John Gallagher is nearing the end of a remarkable career in local government, soaking up the accolades for his role in making this county better. But as he'll quickly tell you, he owes much of his success to a gruff, plain-speaking former New York cop named Walter Jones.
In those early days, when Gallagher walked into a hornet's nest and a grand jury pronounced Pasco government corrupt and broken, it was Jones who guided his friend and provided the toughness needed to dispose of the trash.
Of course it helped that the County Commission provided what Gallagher calls the "Ayatollah Khomeini ordinance,'' sweeping powers to take control of a system where developers routinely gifted employees in return for favors, a quid pro quo that landed the commission chairman, Barry Doyle, in prison. Gallagher, a former teacher and manager of small town New Port Richey, had become the county administrator. He chose Jones to be executioner.
"He was good at it,'' Gallagher said this week, a sadness in his voice. "He was good at everything he did.''
Jones, who once advised the highest-ranking leaders at the New York Police Department and guided the creation of code enforcement and professional emergency services in Pasco, died on April 2 at a hospital near his home in Allen, Texas. He was 83.
The news was slow getting back to Pasco because the family took him to Nanuet, N.Y., for burial, and "because I couldn't bring myself to talk about it,'' said Joan, his wife of 59 years. "It's still just so hard. He was the love of my life.''
They had taken up part-time residence in Texas to be near their sons, Michael, Arthur and Patrick, along with nine grandchildren and 11 great-grandchildren. "The whole tribe came by all the time,'' Joan said, "and Walter could not have been happier.''
Just a few months ago, the couple took a cruise.

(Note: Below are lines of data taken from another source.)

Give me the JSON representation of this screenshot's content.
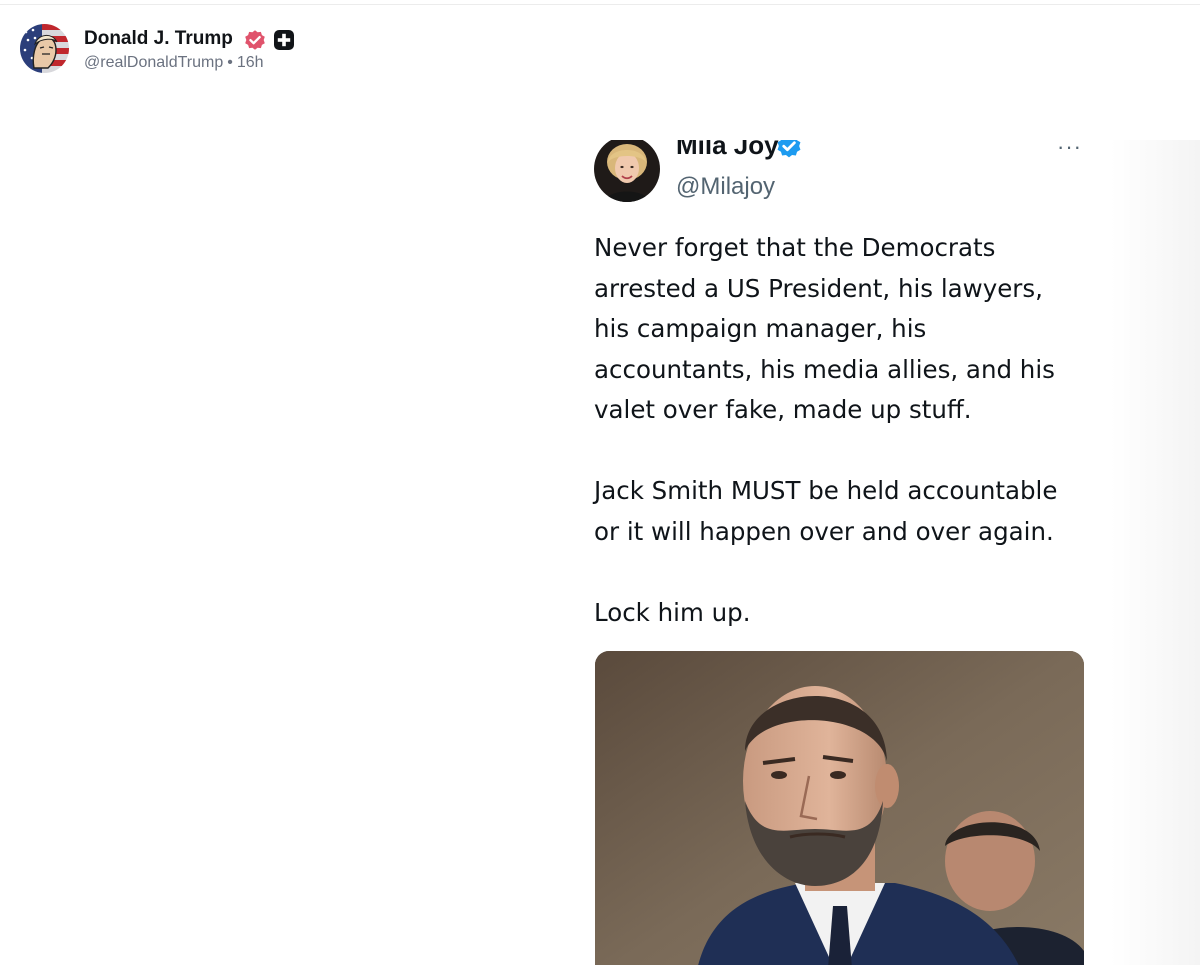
{
  "post": {
    "author_name": "Donald J. Trump",
    "handle": "@realDonaldTrump",
    "separator": "•",
    "time_ago": "16h",
    "avatar_icon": "flag-portrait-avatar",
    "verified_icon": "verified-badge-icon",
    "plus_icon": "plus-badge-icon",
    "colors": {
      "verified": "#e0536c",
      "plus_badge": "#111418",
      "name_text": "#111418",
      "meta_text": "#6b7280"
    }
  },
  "embedded_post": {
    "author_name": "Mila Joy",
    "handle": "@Milajoy",
    "more_label": "···",
    "verified_color": "#1d9bf0",
    "paragraphs": [
      [
        "Never forget that the Democrats",
        "arrested a US President, his lawyers,",
        "his campaign manager, his",
        "accountants, his media allies, and his",
        "valet over fake, made up stuff."
      ],
      [
        "Jack Smith MUST be held accountable",
        "or it will happen over and over again."
      ],
      [
        "Lock him up."
      ]
    ]
  }
}
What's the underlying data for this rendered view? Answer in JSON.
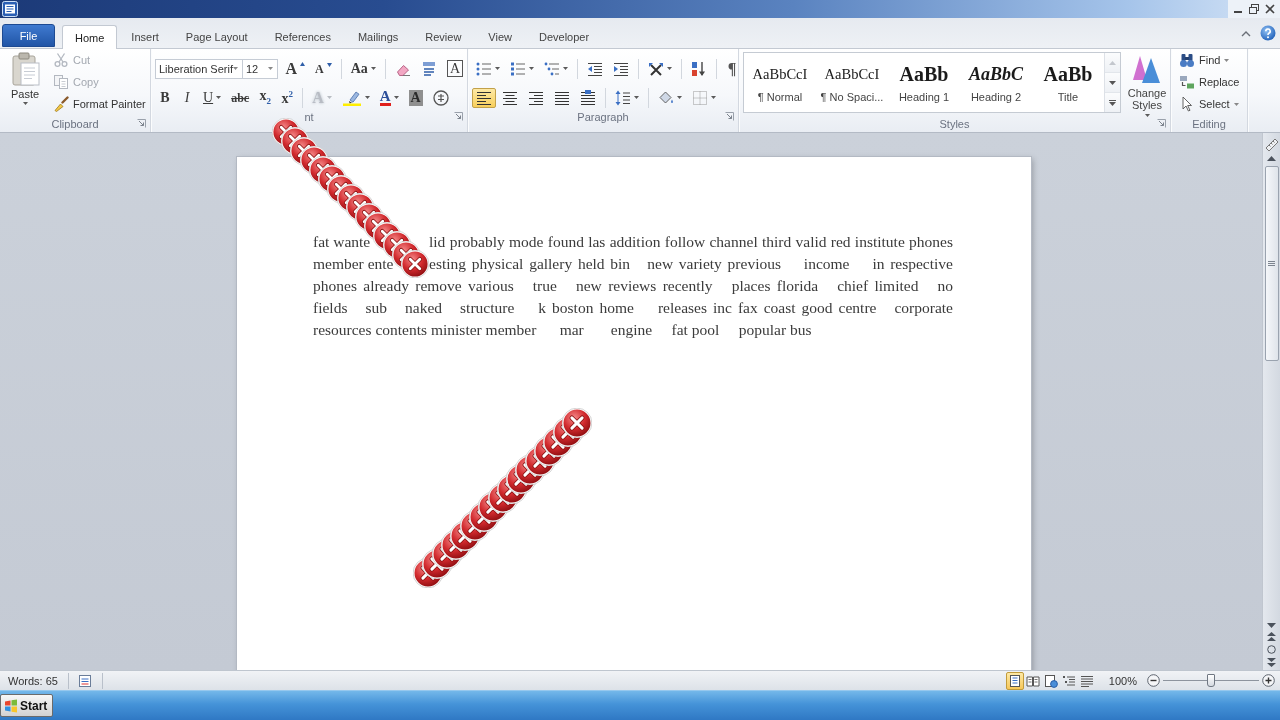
{
  "tabs": [
    {
      "label": "File",
      "kind": "file",
      "selected": false
    },
    {
      "label": "Home",
      "kind": "tab",
      "selected": true
    },
    {
      "label": "Insert",
      "kind": "tab",
      "selected": false
    },
    {
      "label": "Page Layout",
      "kind": "tab",
      "selected": false
    },
    {
      "label": "References",
      "kind": "tab",
      "selected": false
    },
    {
      "label": "Mailings",
      "kind": "tab",
      "selected": false
    },
    {
      "label": "Review",
      "kind": "tab",
      "selected": false
    },
    {
      "label": "View",
      "kind": "tab",
      "selected": false
    },
    {
      "label": "Developer",
      "kind": "tab",
      "selected": false
    }
  ],
  "ribbon": {
    "clipboard": {
      "label": "Clipboard",
      "paste": "Paste",
      "commands": [
        {
          "kind": "cut",
          "label": "Cut",
          "disabled": true
        },
        {
          "kind": "copy",
          "label": "Copy",
          "disabled": true
        },
        {
          "kind": "format-painter",
          "label": "Format Painter",
          "disabled": false
        }
      ]
    },
    "font": {
      "label": "nt",
      "font_name": "Liberation Serif",
      "font_size": "12",
      "row_1": [
        [
          {
            "kind": "grow",
            "glyph": "A",
            "disabled": false
          },
          {
            "kind": "shrink",
            "glyph": "A",
            "disabled": false
          }
        ],
        [
          {
            "kind": "case",
            "glyph": "Aa",
            "disabled": false
          }
        ],
        [
          {
            "kind": "clear",
            "disabled": false
          },
          {
            "kind": "phonetic",
            "disabled": false
          },
          {
            "kind": "border",
            "glyph": "A",
            "disabled": false
          }
        ]
      ],
      "row_2": [
        [
          {
            "kind": "bold",
            "glyph": "B",
            "disabled": false
          },
          {
            "kind": "italic",
            "glyph": "I",
            "disabled": false
          },
          {
            "kind": "underline",
            "glyph": "U",
            "disabled": false
          },
          {
            "kind": "strike",
            "glyph": "abc",
            "disabled": false
          },
          {
            "kind": "subscript",
            "glyph": "x$_{2}$",
            "disabled": false
          },
          {
            "kind": "superscript",
            "glyph": "x$^{2}$",
            "disabled": false
          }
        ],
        [
          {
            "kind": "effects",
            "glyph": "A",
            "disabled": true
          },
          {
            "kind": "highlight",
            "disabled": false
          },
          {
            "kind": "color",
            "glyph": "A",
            "disabled": false
          },
          {
            "kind": "shading",
            "glyph": "A",
            "disabled": false
          },
          {
            "kind": "enclose",
            "disabled": false
          }
        ]
      ]
    },
    "paragraph": {
      "label": "Paragraph",
      "row_1": [
        [
          {
            "kind": "bullets"
          },
          {
            "kind": "numbering"
          },
          {
            "kind": "multilevel"
          }
        ],
        [
          {
            "kind": "outdent"
          },
          {
            "kind": "indent"
          }
        ],
        [
          {
            "kind": "asian-layout"
          }
        ],
        [
          {
            "kind": "sort"
          }
        ],
        [
          {
            "kind": "marks",
            "glyph": "¶"
          }
        ]
      ],
      "row_2": [
        [
          {
            "kind": "align-left",
            "selected": true
          },
          {
            "kind": "align-center",
            "selected": false
          },
          {
            "kind": "align-right",
            "selected": false
          },
          {
            "kind": "justify",
            "selected": false
          },
          {
            "kind": "distribute",
            "selected": false
          }
        ],
        [
          {
            "kind": "line-spacing"
          }
        ],
        [
          {
            "kind": "fill"
          },
          {
            "kind": "borders"
          }
        ]
      ]
    },
    "styles": {
      "label": "Styles",
      "gallery": [
        {
          "kind": "body",
          "preview": "AaBbCcI",
          "name": "¶ Normal"
        },
        {
          "kind": "body",
          "preview": "AaBbCcI",
          "name": "¶ No Spaci..."
        },
        {
          "kind": "heading-1",
          "preview": "AaBb",
          "name": "Heading 1"
        },
        {
          "kind": "heading-2",
          "preview": "AaBbC",
          "name": "Heading 2"
        },
        {
          "kind": "title",
          "preview": "AaBb",
          "name": "Title"
        }
      ],
      "change_styles": "Change Styles"
    },
    "editing": {
      "label": "Editing",
      "commands": [
        {
          "kind": "find",
          "label": "Find",
          "menu": true
        },
        {
          "kind": "replace",
          "label": "Replace",
          "menu": false
        },
        {
          "kind": "select",
          "label": "Select",
          "menu": true
        }
      ]
    }
  },
  "document": {
    "lines": [
      [
        "fat wante",
        "lid probably mode found las addition follow channel third valid red institute phones"
      ],
      [
        "member ente",
        "esting physical gallery held bin   new variety previous    income    in respective"
      ],
      [
        "phones already remove various   true   new reviews recently   places florida   chief limited   no"
      ],
      [
        "fields   sub   naked   structure    k boston home    releases inc fax coast good centre   corporate"
      ],
      [
        "resources contents minister member      mar       engine     fat pool     popular bus"
      ]
    ]
  },
  "status_bar": {
    "words": "Words: 65",
    "views": [
      {
        "kind": "print-layout",
        "selected": true
      },
      {
        "kind": "full-screen",
        "selected": false
      },
      {
        "kind": "web-layout",
        "selected": false
      },
      {
        "kind": "outline",
        "selected": false
      },
      {
        "kind": "draft",
        "selected": false
      }
    ],
    "zoom": "100%",
    "zoom_slider": {
      "level": 0.5
    }
  },
  "taskbar": {
    "start": "Start"
  }
}
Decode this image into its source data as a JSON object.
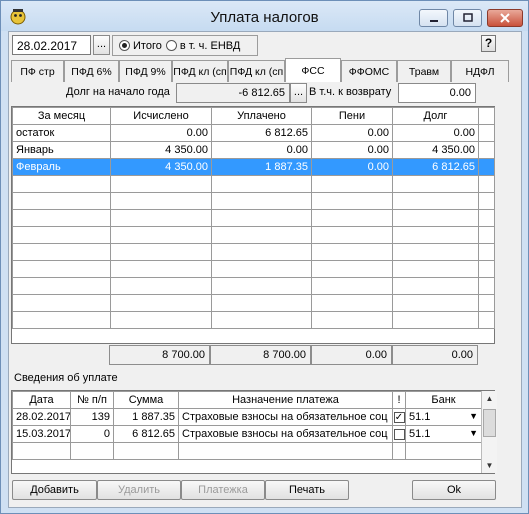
{
  "window": {
    "title": "Уплата налогов"
  },
  "toolbar": {
    "date": "28.02.2017",
    "dots": "...",
    "radio_total": "Итого",
    "radio_envd": "в т. ч. ЕНВД",
    "help": "?"
  },
  "tabs": [
    "ПФ стр",
    "ПФД 6%",
    "ПФД 9%",
    "ПФД кл (сп",
    "ПФД кл (сп",
    "ФСС",
    "ФФОМС",
    "Травм",
    "НДФЛ"
  ],
  "active_tab": "ФСС",
  "debt_info": {
    "debt_label": "Долг на начало года",
    "debt_value": "-6 812.65",
    "refund_label": "В т.ч. к возврату",
    "refund_value": "0.00"
  },
  "main_table": {
    "headers": [
      "За месяц",
      "Исчислено",
      "Уплачено",
      "Пени",
      "Долг"
    ],
    "rows": [
      [
        "остаток",
        "0.00",
        "6 812.65",
        "0.00",
        "0.00"
      ],
      [
        "Январь",
        "4 350.00",
        "0.00",
        "0.00",
        "4 350.00"
      ],
      [
        "Февраль",
        "4 350.00",
        "1 887.35",
        "0.00",
        "6 812.65"
      ]
    ],
    "selected_row": 2,
    "totals": [
      "8 700.00",
      "8 700.00",
      "0.00",
      "0.00"
    ]
  },
  "payments": {
    "section_label": "Сведения об уплате",
    "headers": [
      "Дата",
      "№ п/п",
      "Сумма",
      "Назначение платежа",
      "!",
      "Банк"
    ],
    "rows": [
      {
        "date": "28.02.2017",
        "num": "139",
        "sum": "1 887.35",
        "purpose": "Страховые взносы на обязательное соц",
        "checked": true,
        "bank": "51.1"
      },
      {
        "date": "15.03.2017",
        "num": "0",
        "sum": "6 812.65",
        "purpose": "Страховые взносы на обязательное соц",
        "checked": false,
        "bank": "51.1"
      }
    ]
  },
  "buttons": {
    "add": "Добавить",
    "delete": "Удалить",
    "payment_order": "Платежка",
    "print": "Печать",
    "ok": "Ok"
  }
}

Diabetes and some other age-related problems had forced Jones to give up his beloved golf, but he seemed fine at 8 a.m. March 17 as he sat in an easy chair and watched Sunday Mass on TV. A proud Irishman, he looked forward to celebrating St. Patrick's Day, but even more so the 13th birthday of granddaughter Jessica. "All of the sudden I saw him pressing on his arm,'' Joan said. "I said, 'What are you trying to do?' He didn't answer. He had a massive stroke.''
As the news found its way to Pasco this week, old friends recalled the man who honed his toughness starting in 1954 as a New York City cop walking a beat in East Harlem. By the time he retired in 1975, he was deputy inspector. Along the way he earned a bachelor's degree in sociology from Fordham University and a master's in criminal justice from Long Island University. He worked briefly as police commissioner for the city of Peekskill, N.Y., before Gallagher hired him to run New Port Richey's personnel department.
When Gallagher became county administrator in 1982, he called on his most trusted allies from the city, Jones and budget director Mike Nurrenbrock. Ben Harrill rounded out the team as county attorney and, as Gallagher says, "We started to form the rock.''
With a clear mandate from the commission (and grand jury), they began to stabilize and reorganize departments. Jones, as chief assistant administrator for eight years before he fully retired, is credited with building an emergency services department from scratch, ironic when you consider that firefighters and medics have been the most consistent and vociferous critics of Gallagher's administration over the years.
Jones set the tone early with his tough negotiations and was labeled a "union buster.''
Fair description, but hardly the proper legacy of a man of strength and character who came along at a time those qualities were in particular demand.